Advertising awards are very important. We know this because there are a lot of them and agencies spend a fortune entering them. Almost all of this money is wasted so here are some are some insider tips for those wishing to improve their odds.
Start your PR early
Even if you didn’t notice that June was creeping up on you, you can tell by the number of campaigns that mysteriously appear on your newsfeed in the months leading up to Cannes. The reason for all this spruiking is that bolters rarely win at Cannes. Grand Prix are often decided in juries’ minds by Easter. No jury wants to look stupid, and awarding an already high profile campaign is the easiest way to avoid it.
Gold attracts gold
Jurors also like voting for work that has already won at other award shows as it means someone else has done the thinking for them. I’ve seen work voted out only for a voice to pipe up “but it won gold at the Big Cock Awards in Kazakhstan!’” and suddenly the jury changes its mind. If the judging is to be decided by what another jury thought, what is the point of having more than one show? This view is not shared by many, particularly those whose main source of income is running award shows.
Invent a phrase. Use it a lot

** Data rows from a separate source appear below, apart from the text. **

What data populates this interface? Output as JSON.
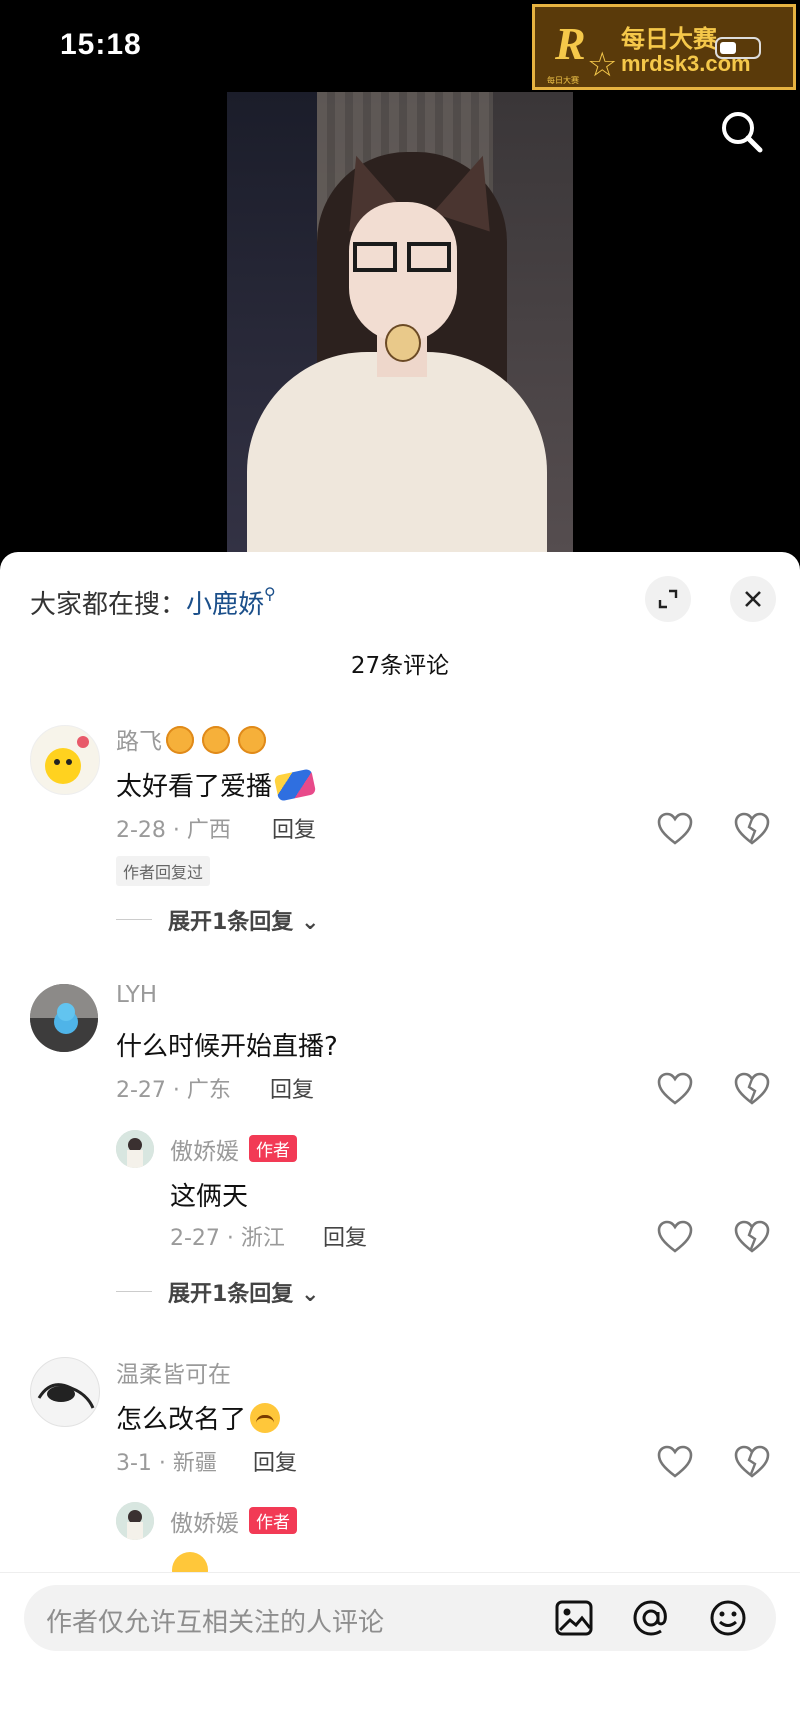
{
  "status_bar": {
    "time": "15:18"
  },
  "watermark": {
    "cn": "每日大赛",
    "url": "mrdsk3.com",
    "sub": "每日大赛",
    "r_glyph": "R",
    "star_glyph": "☆"
  },
  "header": {
    "search_icon": "search-icon"
  },
  "sheet": {
    "hot_search_prefix": "大家都在搜：",
    "hot_search_keyword": "小鹿娇",
    "comment_count": "27条评论",
    "expand_icon": "expand-icon",
    "close_icon": "close-icon"
  },
  "comments": [
    {
      "name": "路飞",
      "text": "太好看了爱播",
      "meta": "2-28 · 广西",
      "reply_label": "回复",
      "tag": "作者回复过",
      "expand": "展开1条回复"
    },
    {
      "name": "LYH",
      "text": "什么时候开始直播?",
      "meta": "2-27 · 广东",
      "reply_label": "回复",
      "sub": {
        "name": "傲娇媛",
        "badge": "作者",
        "text": "这俩天",
        "meta": "2-27 · 浙江",
        "reply_label": "回复"
      },
      "expand": "展开1条回复"
    },
    {
      "name": "温柔皆可在",
      "text": "怎么改名了",
      "meta": "3-1 · 新疆",
      "reply_label": "回复",
      "sub": {
        "name": "傲娇媛",
        "badge": "作者"
      }
    }
  ],
  "input_bar": {
    "placeholder": "作者仅允许互相关注的人评论",
    "icons": [
      "image-icon",
      "at-icon",
      "emoji-icon"
    ]
  },
  "colors": {
    "link": "#1b4f8a",
    "author_badge": "#f23a55",
    "sheet_bg": "#ffffff"
  }
}
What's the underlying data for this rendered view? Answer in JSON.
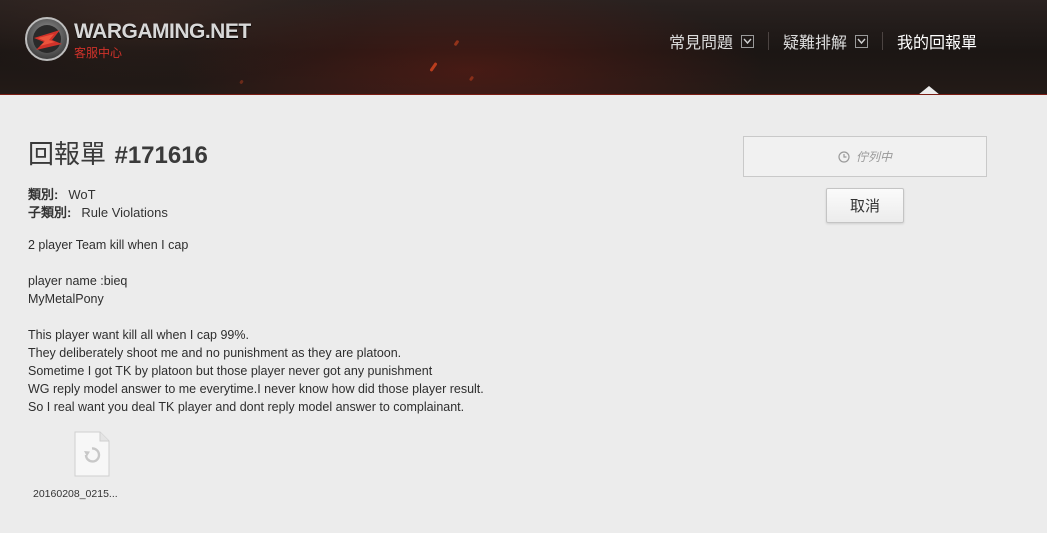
{
  "header": {
    "logo_text": "WARGAMING.NET",
    "logo_subtitle": "客服中心",
    "nav": [
      {
        "label": "常見問題",
        "has_dropdown": true
      },
      {
        "label": "疑難排解",
        "has_dropdown": true
      },
      {
        "label": "我的回報單",
        "has_dropdown": false,
        "active": true
      }
    ]
  },
  "ticket": {
    "title_label": "回報單",
    "number": "#171616",
    "category_label": "類別:",
    "category_value": "WoT",
    "subcategory_label": "子類別:",
    "subcategory_value": "Rule Violations",
    "body": [
      "2 player Team kill when I cap",
      "",
      "player name :bieq",
      "MyMetalPony",
      "",
      "This player want kill all when I cap 99%.",
      "They deliberately shoot me and no punishment as they are platoon.",
      "Sometime I got TK by platoon but those player never got any punishment",
      "WG reply model answer to me everytime.I never know how did those player result.",
      "So I real want you deal TK player and dont reply model answer to complainant."
    ],
    "attachment": {
      "file_name": "20160208_0215...",
      "icon": "file-refresh-icon"
    }
  },
  "status_panel": {
    "status_text": "佇列中",
    "status_icon": "clock-icon",
    "cancel_label": "取消"
  },
  "colors": {
    "header_bg": "#1b1614",
    "header_border": "#7a1d14",
    "brand_red": "#d0322a",
    "page_bg": "#ececec"
  }
}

People will be too embarrassed to admit they don’t know what it means and will support it to the hilt for fear of showing their ignorance. Previous winners include ‘immersive design’, ‘newsjacking’, ‘omnichannel retailing’, ‘brand storytelling’, ’ and ‘bum flap cat toss’. I may have made that last one up but I have high hopes for it next year.
If people can’t understand you, they will reject your ad and possibly even invade your country. It’s the basis of world history. Trust me.
Be on the jury
The correlation between being on the jury and winning awards is very high. You’ll also in a better position to counter (or support) block voting from certain areas of the world as well as certain networks of the world. You can take advantage of foreign jurors who suggest that you vote for each other’s work and you can argue in favour of your work during debates. The latter is strictly forbidden but nobody complains other than me, and I won’t be there, so go for it.
Do a good hype tape
As much as jurors are reminded that they should vote for the work, not the hype tape, the truth is that they rarely listen. A big track (Coldplay, Daft Punk, Beck) slick editing, selectively edited results and off you go.
Enter everything, everywhere
I didn’t say it was going to be cheap. Jurors have to sit through thousands of hours of work and the initial screening is done by just five people. This means your genius may be overlooked if a juror doesn’t speak good English, is breaking up with his girlfriend by text, or has perhaps decided that if they aren’t hooked by the first five seconds they can’t be arsed to watch the rest. It’s a lottery. Buy lots of tickets.
Don’t bother with print categories
The winners in international print awards are generally scams. Yes, yes, they may have run somewhere but they have no commercial intent and weren’t designed to do anything other than win awards. They are the product of unlimited retouching and photography budgets and carefully sidestep pesky client interference. As their scams are generally better than your real ads, print is best left alone while you seek out more welcoming categories. Radio’s quite handy as nice English-speaking ads generally win out over the dodgy foreign ones.
Get all your friends to watch it
The YouTube jury is difficult to argue with so get clicking. ‘Dumb Ways to Die’ is the most watched ad in history with 103 million YouTube views and in 2013 it won more Cannes awards than any other campaign ever. This is not coincidence. Next year I’m sticking a logo on ‘Charlie Bit My Finger’.
Do a charity scam
I hate these, personally, but as some idiots continue to vote for them they’re unlikely to go away. If all the brains, talent and effort that went into scamming charity awards were transferred into actually trying to solve the ills of the world the fucktards would have considerably fewer awards to brag about, but the rest of us would live in a much better place.
Do something really, really good
Amidst the scams there is some wonderful work done for real clients which makes everyone on the jury wish they’d done it. This is the really hard bit, but every year some buggers succeed. Maybe this year it will be you?
- Paul Catmur is creative managing partner at Barnes Catmur & Friends.